Nicole Holofcener makes complex, thoughtful movies about women. About female friendships, in the cult classic Walking and Talking; about female self-image, in the underrated Lovely and Amazing; about female careers, in the capable Friends with Money. With her newest, Please Give, Holofcener makes it clear from the film's opening moments that her focus hasn't changed: The credits roll over a montage of naked breasts, varied and unshapely and a little uncomfortable as they're weighed and smooshed into mammogram machines. ALISON HALLETT Kennedy School.
Scott Pilgrim vs. the World
Bryan Lee O'Malley's comic book series is a fantastic epic: an earnest, heady, hilarious mashup of comics, videogames, and music, with doses of the confusion, enthusiasm, and melancholy that're embedded in the DNA of every twentysomething. The good news: The movie version, directed by Edgar Wright, lives up to expectations. The better news: Wright's film also does a few things nobody could've predicted. From its opening moments—when a Universal logo rendered in NES-era pixels appears—it's clear there hasn't been a movie like this before. Thanks to Scott Pilgrim, the lines between film, comics, pop music, and videogames have been blurred—in all of the best ways. ERIK HENRIKSEN Various Theaters.
Sun Wu Kong
See Music, this issue. Disjecta.

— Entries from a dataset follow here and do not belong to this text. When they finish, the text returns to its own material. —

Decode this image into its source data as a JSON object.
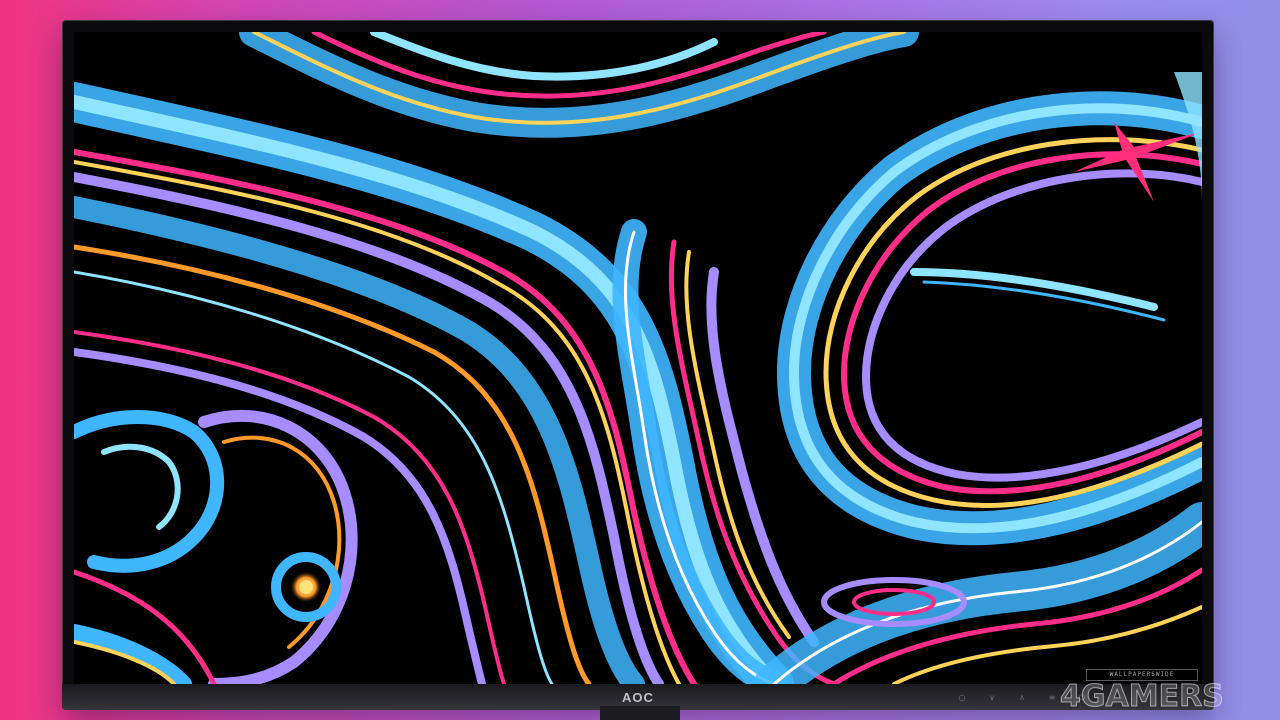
{
  "monitor": {
    "brand_label": "AOC",
    "button_glyphs": [
      "○",
      "∨",
      "∧",
      "≡",
      "⏻"
    ],
    "wallpaper_credit": "WALLPAPERSWIDE"
  },
  "watermark": {
    "text": "4GAMERS"
  },
  "colors": {
    "background_left": "#f0337e",
    "background_right": "#8f8fe6",
    "bezel": "#0b0b0d",
    "wave_blue": "#3fb6ff",
    "wave_cyan": "#8fe4ff",
    "wave_pink": "#ff2d8a",
    "wave_yellow": "#ffd25a",
    "wave_violet": "#a68cff",
    "wave_orange": "#ff9a2a"
  }
}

Jennifer Aniston is a fancy New York lady with a vaguely referenced job in television. Jason Bateman is her best friend, with a vaguely referenced job on Wall Street. By the ineluctable logic of romantic comedies, he's in love with her, but because he's a neurotic control freak, he doesn't know it. The boyfriend-less Aniston is worried that she's reached the end of her foaling years, so she decides to go the artificial insemination route. Vetoing Bateman as a potential spermy daddy, she picks the donor and throws an "insemination party," at which a donor is invited to fill a cup with his "offering," as the movie primly calls it. The offering is left in a cup in the bathroom, soon to be implanted in... you know, Jennifer Aniston. But Jason Bateman has had too much to drink. And some hippie gave him some drugs. And he sees the donor's sperm cup in the bathroom. And he dumps it out. And refills it. And... he insemirapes Jennifer Aniston. The movie has no idea how fucked up this is. ALISON HALLETT Various Theaters.
A thriller about a bunch of bank robbers, starring Hayden "Anakin" Christensen and Chris "Punchy" Brown. Various Theaters.
Like Deliverance, Winter's Bone will make urbanites never ever want to venture into the woods. Ever. Fucked-up shit happens out there, you guys. And like The Road—a book and film with which it shares a few similarities—Winter's Bone is bleak, wearying, and haunting. It'll wear you down as you watch it, and after it ends it'll clatter around in your head for days. ERIK HENRIKSEN Fox Tower 10.